(Entries from a dataset of interfaces)
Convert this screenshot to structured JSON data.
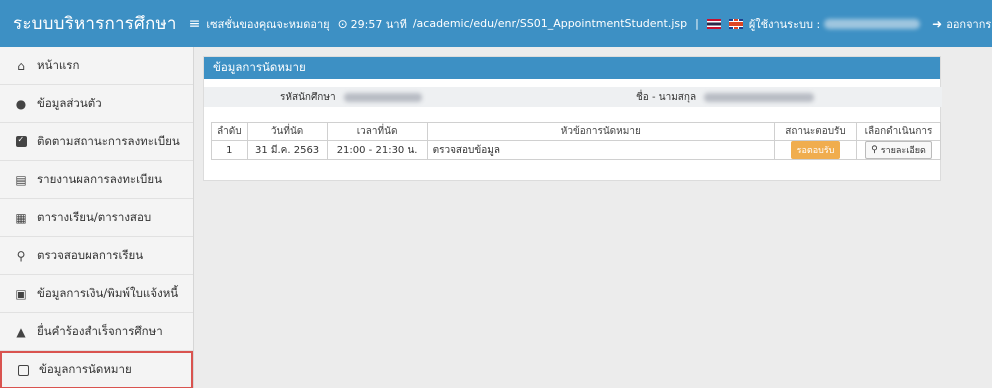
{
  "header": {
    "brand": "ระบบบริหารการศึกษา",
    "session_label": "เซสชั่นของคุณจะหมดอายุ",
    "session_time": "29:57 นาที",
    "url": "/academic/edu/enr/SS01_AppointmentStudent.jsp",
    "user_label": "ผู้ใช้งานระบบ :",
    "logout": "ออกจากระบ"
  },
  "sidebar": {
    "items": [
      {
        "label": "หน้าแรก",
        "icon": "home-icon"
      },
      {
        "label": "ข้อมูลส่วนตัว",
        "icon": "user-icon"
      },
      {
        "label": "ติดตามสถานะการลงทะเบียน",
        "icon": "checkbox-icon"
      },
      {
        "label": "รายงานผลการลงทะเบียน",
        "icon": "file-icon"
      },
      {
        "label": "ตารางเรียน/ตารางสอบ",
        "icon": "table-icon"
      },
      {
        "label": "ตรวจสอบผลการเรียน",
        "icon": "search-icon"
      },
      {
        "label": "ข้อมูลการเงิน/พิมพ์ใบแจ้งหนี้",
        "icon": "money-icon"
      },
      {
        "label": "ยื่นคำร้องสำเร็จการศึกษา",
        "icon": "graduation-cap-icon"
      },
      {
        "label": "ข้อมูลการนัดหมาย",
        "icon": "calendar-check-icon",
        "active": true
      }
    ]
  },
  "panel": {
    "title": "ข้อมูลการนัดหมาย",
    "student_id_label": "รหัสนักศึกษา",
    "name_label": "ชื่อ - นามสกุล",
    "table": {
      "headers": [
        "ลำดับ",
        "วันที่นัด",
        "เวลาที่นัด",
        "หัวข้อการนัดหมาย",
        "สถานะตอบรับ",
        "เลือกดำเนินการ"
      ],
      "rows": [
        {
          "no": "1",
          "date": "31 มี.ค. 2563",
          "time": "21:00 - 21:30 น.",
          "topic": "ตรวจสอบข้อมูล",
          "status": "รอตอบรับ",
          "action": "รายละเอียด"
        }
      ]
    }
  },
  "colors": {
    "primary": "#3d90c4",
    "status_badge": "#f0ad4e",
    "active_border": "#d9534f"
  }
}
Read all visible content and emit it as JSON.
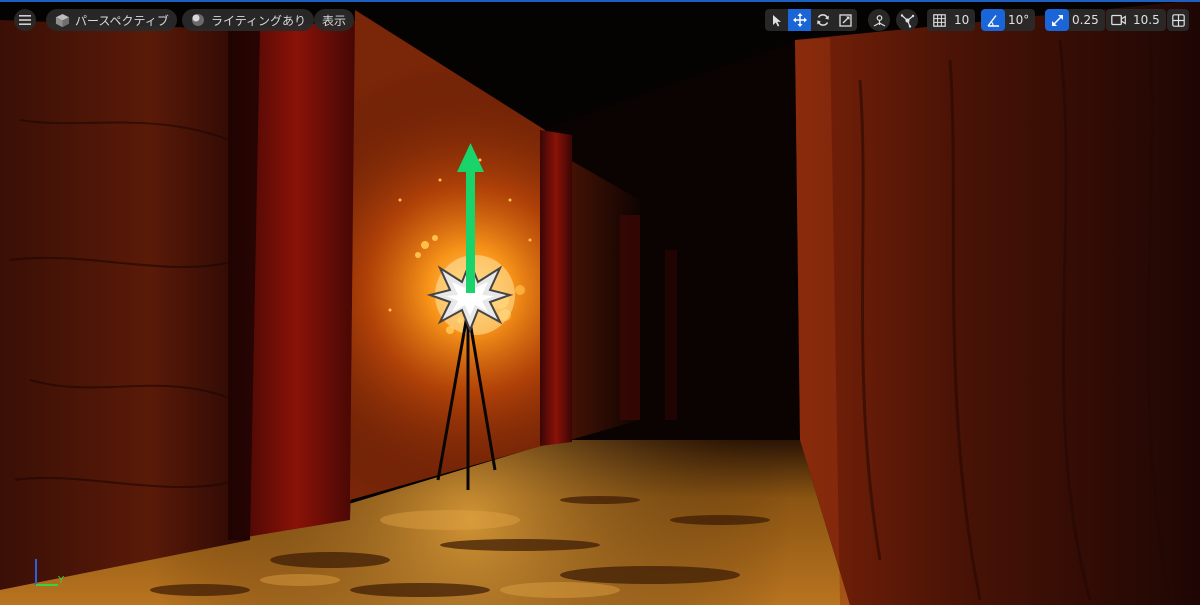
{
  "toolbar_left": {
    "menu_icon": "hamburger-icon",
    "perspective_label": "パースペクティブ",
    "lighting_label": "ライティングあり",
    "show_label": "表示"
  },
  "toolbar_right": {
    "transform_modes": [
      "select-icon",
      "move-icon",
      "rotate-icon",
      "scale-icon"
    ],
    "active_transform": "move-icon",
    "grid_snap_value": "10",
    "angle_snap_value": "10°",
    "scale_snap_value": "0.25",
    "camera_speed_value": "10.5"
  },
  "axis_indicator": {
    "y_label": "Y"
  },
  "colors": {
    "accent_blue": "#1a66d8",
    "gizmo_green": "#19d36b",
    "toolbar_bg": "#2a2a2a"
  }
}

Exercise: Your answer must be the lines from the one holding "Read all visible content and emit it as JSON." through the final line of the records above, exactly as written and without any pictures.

Your response:
Read all visible content and emit it as JSON.
{
  "toolbar_left": {
    "menu_icon": "hamburger-icon",
    "perspective_label": "パースペクティブ",
    "lighting_label": "ライティングあり",
    "show_label": "表示"
  },
  "toolbar_right": {
    "transform_modes": [
      "select-icon",
      "move-icon",
      "rotate-icon",
      "scale-icon"
    ],
    "active_transform": "move-icon",
    "grid_snap_value": "10",
    "angle_snap_value": "10°",
    "scale_snap_value": "0.25",
    "camera_speed_value": "10.5"
  },
  "axis_indicator": {
    "y_label": "Y"
  },
  "colors": {
    "accent_blue": "#1a66d8",
    "gizmo_green": "#19d36b",
    "toolbar_bg": "#2a2a2a"
  }
}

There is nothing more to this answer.